The kids had never seen anything like it.  And watched her shuffle away down the sidewalk...

“She is scavenging,” I said, “when you don’t have anything, you look anywhere for what you need.  It's a really hard life.”

“Your life doesn’t have to be like that,” Ben said.  “Right,” I responded, “because you are in control of what happens to you, life doesn’t control you.”

We sat there for a few moments, letting the experience sink in.  Whoa, I thought, where are we right now???

After a while, Ben and Ian headed into the restaurant to use the bathroom.  While Rowan and I sat on the bench, the two bikini girls come walking over, and one of them plops down right next to Rowan.  Like, right down next to her!!!!  Let me note here that these girls don’t carry any of the same hard-life energy that the homeless woman did.  They are young and beautiful, in their bikinis, have clearly been drinking, and are both smoking cigarettes.  And now one of them is right next to Rowan.

“I just need to sit down,” she says.

“Oh honey, “ I start, “you can’t sit right there and smoke a cigarette.  This is a child, you are too close.”  I have a kind voice and a smile on my face.

Bikini girl jumps right up and sticks out her hand with the cigarette in it, and asks Rowan what her name is.

“No, no, no,” I say, continuing with a big smile, “that cigarette is too close to my daughter, step away sweetie.”

The girl moves back, looks at me, takes a big drag off her smoke and says, “You know, I  have a 
lot of friends with kids, and I just want to tell you that I really respect the way you are handling this.”

Seriously, she said that.

I start laughing and ask the girls how old they are.

“Twenty-two,” they tell me.  Oh, how little you know about life at 22, and yet, you think you know it all…  I remember twenty two and the poor decisions I made.  I didn't need to be angry with these girls, I had compassion for them.  And, I thought, who knows what a little mutual respect might do for them?
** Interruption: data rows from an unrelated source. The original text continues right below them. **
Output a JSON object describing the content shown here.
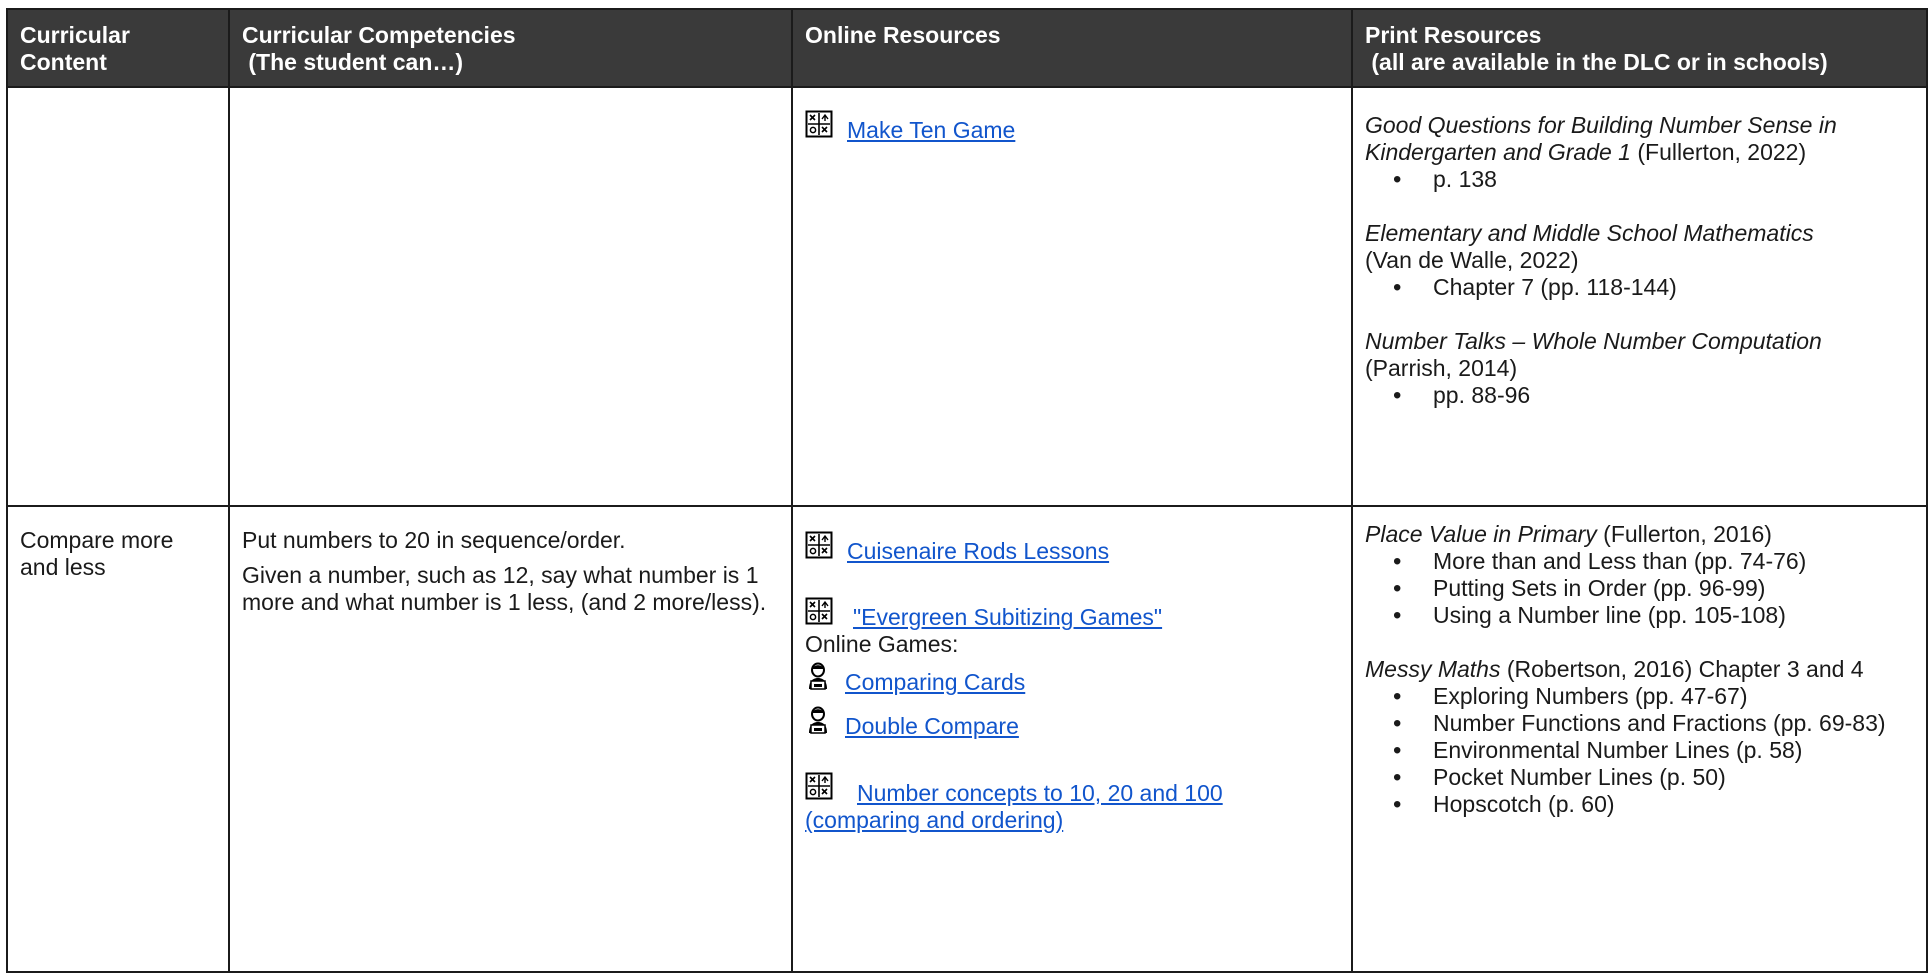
{
  "header": {
    "col1": [
      "Curricular",
      "Content"
    ],
    "col2": [
      "Curricular Competencies",
      " (The student can…)"
    ],
    "col3": "Online Resources",
    "col4": [
      "Print Resources",
      " (all are available in the DLC or in schools)"
    ]
  },
  "row1": {
    "online": {
      "make_ten": "Make Ten Game"
    },
    "print": {
      "r1_title": "Good Questions for Building Number Sense in Kindergarten and Grade 1",
      "r1_cite": " (Fullerton, 2022)",
      "r1_b1": "p. 138",
      "r2_title": "Elementary and Middle School Mathematics",
      "r2_cite": "(Van de Walle, 2022)",
      "r2_b1": "Chapter 7 (pp. 118-144)",
      "r3_title": "Number Talks – Whole Number Computation",
      "r3_cite": "(Parrish, 2014)",
      "r3_b1": "pp. 88-96"
    }
  },
  "row2": {
    "content": "Compare more and less",
    "competencies": {
      "c1": "Put numbers to 20 in sequence/order.",
      "c2": "Given a number, such as 12, say what number is 1 more and what number is 1 less, (and 2 more/less)."
    },
    "online": {
      "cuisenaire": "Cuisenaire Rods Lessons",
      "evergreen": "\"Evergreen Subitizing Games\"",
      "online_games_label": "Online Games:",
      "comparing_cards": "Comparing Cards",
      "double_compare": "Double Compare",
      "number_concepts": "Number concepts to 10, 20 and 100 (comparing and ordering)"
    },
    "print": {
      "r1_title": "Place Value in Primary",
      "r1_cite": " (Fullerton, 2016)",
      "r1_bullets": [
        "More than and Less than (pp. 74-76)",
        "Putting Sets in Order (pp. 96-99)",
        "Using a Number line (pp. 105-108)"
      ],
      "r2_title": "Messy Maths",
      "r2_cite": " (Robertson, 2016) Chapter 3 and 4",
      "r2_bullets": [
        "Exploring Numbers (pp. 47-67)",
        "Number Functions and Fractions (pp. 69-83)",
        "Environmental Number Lines (p. 58)",
        "Pocket Number Lines (p. 50)",
        "Hopscotch (p. 60)"
      ]
    }
  },
  "icons": {
    "math_resource": "math-symbols-icon",
    "online_game": "person-at-computer-icon"
  }
}
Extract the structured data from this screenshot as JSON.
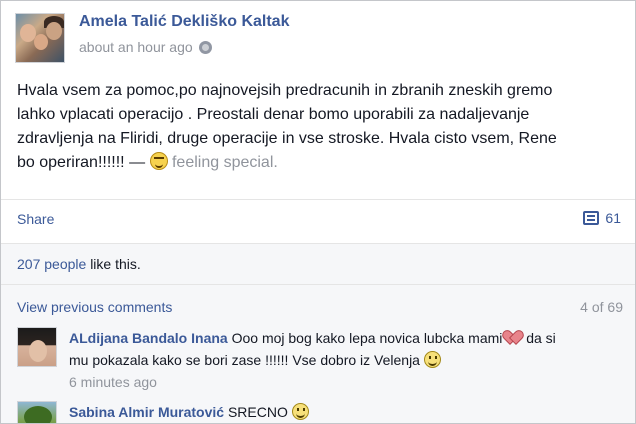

Right at this moment, a tall, skinny, older homeless man walks over , “Hey ladies,” he slurs and starts to mimick the beats of a hip hop song, all the while doing his own little bump and grind dance at the girls.

Oh my god, I’m thinking, is this really happening right now?

The girls respond with squeals of dismay, “Ew,” they say, “you can’t say that to us…  We’re going to call the cops if you don’t stop!!!”

“Wait a minute,” I interject, still with a kind voice and a genuine smile, “you girls are on a street corner in string bikinis – what behavior might you be inviting?”

Before they answered, a miracle occurred.  The restaurant beeper went off.

Halleluja, I thought, as I headed into the restaurant with my arm held tight around Rowan.

As I reflected on the CRAZINESS I had just witnessed with  my sweet, sheltered, nine year old daughter I couldn’t help but think of how glad I was that it happened.  I want my kids to know that I can handle whatever moments life presents to me.  I showed no panic, no fear, no “us and them” mentality.  I looked at that homeless woman, didn't turn away, get weird, and act as though she didn't exist.  I treated those young women with dignity and respect, because that is what every human deserves, regardless of what I thought about their behavior.  I wasn't confrontational or judgmental.  I protected my child and made her feel safe in a new and unknown situation.  Life exists beyond the bubble we raise our children in.  To let them get a glimpse of it, I believe, is a really important learning opportunity.

When Rowan retold the story to my mom, she spoke about my actions with a sense of pride and respect.  I'm sure this situation will continue to inspire many a conversation between my daughter and me...  As she grows, I hope she remembers this story and know that I can handle anything she needs to come to me with...  Because if our kids don't think we can deal with their stuff, we are in big trouble!!!